The shortfall means India is the world's "largest open-air toilet", the minister said earlier this year.
The problem is worse for India's women, many of whom are forced to rise before dawn to do their ablutions under cover of darkness. There have been a number of cases reported recently of women being raped or assaulted while searching for somewhere to go to the lavatory.
A spokesman for the minister agreed that if all young women backed his call, there would be far fewer weddings. But he said Mr Ramesh will continue making his call in a series of speeches throughout the country.
"We need to remove the open defecation system.

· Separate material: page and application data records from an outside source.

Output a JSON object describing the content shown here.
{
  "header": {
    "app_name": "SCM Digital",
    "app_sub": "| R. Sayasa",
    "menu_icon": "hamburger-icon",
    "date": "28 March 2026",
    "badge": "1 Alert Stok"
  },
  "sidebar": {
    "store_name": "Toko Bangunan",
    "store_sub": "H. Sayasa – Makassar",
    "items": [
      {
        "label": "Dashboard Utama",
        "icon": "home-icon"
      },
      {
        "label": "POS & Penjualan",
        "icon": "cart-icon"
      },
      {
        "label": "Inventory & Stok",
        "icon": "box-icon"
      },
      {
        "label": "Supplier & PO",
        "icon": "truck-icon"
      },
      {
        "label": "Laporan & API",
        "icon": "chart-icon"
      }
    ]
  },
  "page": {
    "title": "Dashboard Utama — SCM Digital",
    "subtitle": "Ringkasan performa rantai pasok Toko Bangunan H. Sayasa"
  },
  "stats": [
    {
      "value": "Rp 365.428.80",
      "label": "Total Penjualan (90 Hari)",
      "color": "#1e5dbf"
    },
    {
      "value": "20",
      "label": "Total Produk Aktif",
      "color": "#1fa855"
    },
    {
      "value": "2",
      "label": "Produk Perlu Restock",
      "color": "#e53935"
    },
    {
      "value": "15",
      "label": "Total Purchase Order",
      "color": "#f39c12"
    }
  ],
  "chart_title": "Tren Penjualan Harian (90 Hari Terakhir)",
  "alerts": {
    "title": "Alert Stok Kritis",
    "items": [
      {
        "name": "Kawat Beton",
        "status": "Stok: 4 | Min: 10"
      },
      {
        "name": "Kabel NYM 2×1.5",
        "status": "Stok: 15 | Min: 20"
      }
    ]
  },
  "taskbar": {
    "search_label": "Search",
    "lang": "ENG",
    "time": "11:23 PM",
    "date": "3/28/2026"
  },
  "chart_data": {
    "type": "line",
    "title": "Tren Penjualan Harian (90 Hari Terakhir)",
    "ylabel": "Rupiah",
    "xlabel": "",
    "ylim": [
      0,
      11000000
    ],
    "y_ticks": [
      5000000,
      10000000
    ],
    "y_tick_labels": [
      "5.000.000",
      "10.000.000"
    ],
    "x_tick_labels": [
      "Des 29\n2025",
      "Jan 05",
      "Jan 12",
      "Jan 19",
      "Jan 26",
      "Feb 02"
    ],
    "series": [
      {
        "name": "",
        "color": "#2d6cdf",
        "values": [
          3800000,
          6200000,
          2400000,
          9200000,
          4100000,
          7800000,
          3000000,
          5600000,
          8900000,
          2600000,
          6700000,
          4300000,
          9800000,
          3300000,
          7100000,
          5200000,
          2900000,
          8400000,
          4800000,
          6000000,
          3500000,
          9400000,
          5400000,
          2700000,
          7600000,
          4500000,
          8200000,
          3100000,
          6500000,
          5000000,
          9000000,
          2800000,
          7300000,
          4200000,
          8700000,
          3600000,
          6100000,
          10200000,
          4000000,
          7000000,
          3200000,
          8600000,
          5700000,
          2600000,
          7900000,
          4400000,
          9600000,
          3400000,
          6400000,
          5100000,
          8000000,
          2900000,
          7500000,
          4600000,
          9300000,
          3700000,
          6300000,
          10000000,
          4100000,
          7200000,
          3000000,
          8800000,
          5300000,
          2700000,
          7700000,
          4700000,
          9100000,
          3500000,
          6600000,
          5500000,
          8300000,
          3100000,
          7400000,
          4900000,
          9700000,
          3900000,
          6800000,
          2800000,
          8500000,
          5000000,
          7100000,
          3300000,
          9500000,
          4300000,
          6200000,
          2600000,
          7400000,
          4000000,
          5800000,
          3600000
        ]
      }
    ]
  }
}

This is a continuing campaign to eradicate it," he said.
Brindeshwar Pathak, founder of the sanitation charity Sulabh International said India had yet to eradicate open defecation more than two millennia after the problem was described by its great political thinker Kautilya in around 300 BC.
The government should offer cheap loans to help people build lavatories and defecating in the open "should be a punishable offence," he said.
Indian 'untouchables' paid 17p a month for life by authorities to clean lavatories
An Indian state government is facing contempt of court charges over its refusal to compensate two 'untouchable' women it paid just 17 pence per month as cleaners in a teacher training college.
2:28PM BST 04 Oct 2012
The women, Akku and Leela, spent their entire working lives at the Government Women Teachers Training Institute in Udupi, Karnataka, where they cleaned 21 lavatories every day for 15 rupees a month.
That was enough for a small bottle of water which costs 12 rupees, but not enough for a pound of rice, which costs 20 rupees.
Human rights campaigners said the government had cheated the women and believed it would get away with it because they were illiterate villagers.
The women, who have now reached retirement age, 60, joined the college when they were 18 years old in 1971 on the promise that they would be paid 3,000 Rupees per month (£36).
They were told they would be paid a token amount of 15 Rupees a month until the government officially approved their appointments and then they would receive their full pay backdated to the day they joined.
When, after a year, they had still not had their jobs officially approved, they complained but the principal pleaded with them to stay and promised they would receive more than 60,000 Rupees (£720) in back pay, but warned they would lose this if they resigned.
The following year the amount increased to more than 60,000 Rupees (£1800), and by the time they brought the matter to court in 2003, 32 years later, the judge ruled they were owed more than £13,000 each.
According to Dr Rabindranath Shanbhag of the Human Rights Protection Foundation, the women kept cleaning the lavatories because they feared they would lose what they were owed if they resigned. But the school's teachers also pleaded with them to stay and clubbed together to pay them 1,000 Rupees a month (£12) to help them survive.
Instead of accepting the High Court of Karnataka ruling in the women's favour, the state government appealed to India's Supreme Court which also backed the women's claim.
But its ruling in 2010 has been ignored and the women continue to clean the lavatories every day.
Today they are each owed £32,393 pounds (2,700,000 Rupees) and now need the money. Akku has five children, two boys and three girls, while Leela has four girls – both will need to spend heavily on weddings.
Dr Shanbhag said the women had been exploited because of their illiteracy and powerlessness.
"These people are totally illiterate, they have no education. Usually no one cares, that has been the tradition in small villages. When they joined the institute it was in a small village, now it is a town," he said.
'Untouchables', also known as 'Dalits' are members of India's lowest caste. Many of its members do the dirtiest jobs, including cleaning septic tanks and toilets and because of this are regarded as unclean by many. They suffer discrimination and face physical attacks from higher caste groups.